This is a guest post was written by Joshua Axelrod, Policy Analyst for the Canada Project of Natural Resources Defense Council, and originally ran on July 26th on the NRDC blog here. In November 2015, President Obama announced the rejection of the proposed Keystone XL tar sands pipeline. The announcement ended a six year fight between environmentalists, Alberta’s oil [...]
Is it hot enough for you? Well, Climate Central just released a report that it’s about to get hotter, especially in Florida. The study finds National Weather Service-designated “Danger Days” — where sweltering heat and humidity combine to create hazardous “real feel” temperatures above 105 degrees Fahrenheit — will increase by 2.4 times across the U.S. from now to 2050, and continue rising globally because of climate disruption. In Florida, these Danger Days are expected to more than quadruple.
Despite the setback delivered by the Supreme Court’s stay, action around the Clean Power Plan has not disappeared. Instead, the Environmental Protection Agency’s historic regulation is on the verge of another public input period and is also the focus of a recent Harvard study.
What’s more, EPA has a new proposal out and an upcoming public comment period related to the voluntary early-action piece of the Clean Power Plan, known as the Clean Energy Incentive Program (CEIP). After hearing from stakeholders during a previous public comment period that ended in mid-December 2015, EPA has made some significant changes to the proposed CEIP. Most importantly, EPA has expanded the range of projects eligible for CEIP participation to include solar projects implemented to serve low-income communities.
As hurricane season kicks off today along the Atlantic coast, it’s a good time to think about the connection between hurricanes and climate change. Just as we prepare for yet another hurricane season with basic emergency preparedness, we should also press for meaningful action on climate change to minimize future catastrophe.
Memorial Day reminds us that those in the military serve and sacrifice everyday to keep our nation strong. We at SACE believe that the military’s work to address the effects of climate change and to advance energy security is a critical part of that strength and we wish to highlight the important work they are doing in this area.
As April came to an end, the Environmental Protection Agency (EPA) sent a strong signal that it wasn’t going to let the current political and legal battle keep it from moving some of the voluntary parts of the Clean Power Plan forward.
EPA sent a proposal related to the voluntary early-action incentive program, known as the Clean Energy Incentive Program, to the Office of Management and Budget (OMB) for review – the next step in the policy-making process.

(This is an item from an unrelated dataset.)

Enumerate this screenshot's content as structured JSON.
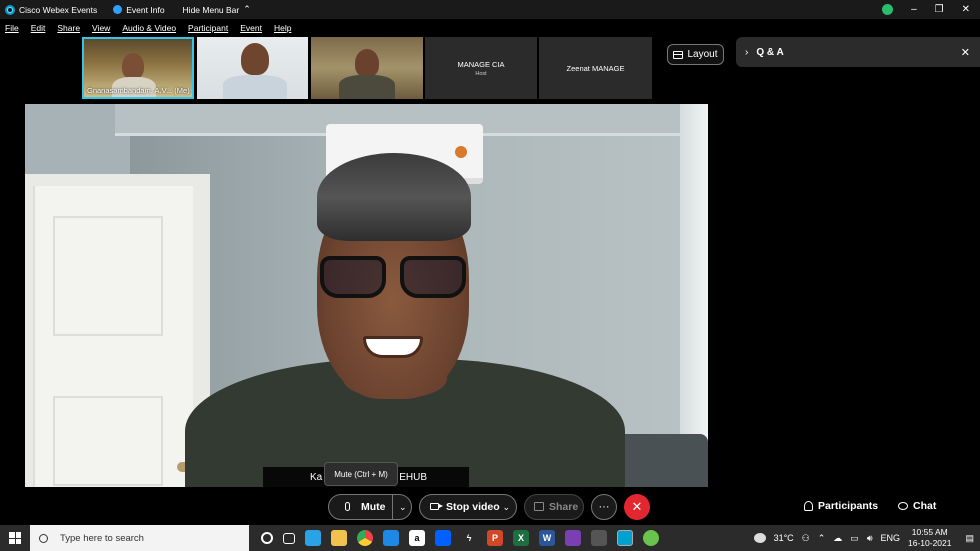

EPA recognizes that technological innovation in the clean energy sector is driving development of clean energy resources and if EPA wants to keep pace with the growing science, it must continuing moving forward. Utilities and regulators should take a cue from EPA and continue to work together to reduce the overall carbon footprint of the Southeast’s electricity sector – or risk being left behind.
In a historic announcement today, the U.S. Environmental Protection Agency (EPA) has finalized the first national standards for reducing methane pollution from the oil and gas sector. These methane rules are part of the Obama Administration’s suite of new regulations aimed at reducing the amount of greenhouse gases released from our nation’s energy sector and [...]
The following guest post is from Climate Feedback, a global network of scientists who analyze and critique articles about climate change in the mainstream media, holding publications accountable for accurately reporting on the issue. Last year was the hottest year in human history, and last week we learned that the Great Barrier Reef is already [...]
Last week, more than 50 state and county governments, representing 28 states, along with global tech leaders like Apple, Google, Amazon and Microsoft, joined the list of groups filing briefs in support of the Environmental Protection Agency’s Clean Power Plan.
As reported in a previous blog, our nation’s best hope at reigning in dangerous carbon pollution from our energy sector was put on pause when the Supreme Court made a recent, unprecedented ruling. This speed bump, however, has not caused supporters of the Clean Power Plan to abandon ship. Instead, advocate groups, major companies and city and county governments have joined the legal battle to help bolster EPA as it fights industry and coal dependent states in the courts.
The Environmental Protection Agency (EPA) Administrator, Gina McCarthy, joined moms in Atlanta last night to talk about air pollution and ways we can work together to provide cleaner air for our kids. The theme of her remarks was clear: “Keep talking.” She urged us to “keep making the case that the march to clean power [...]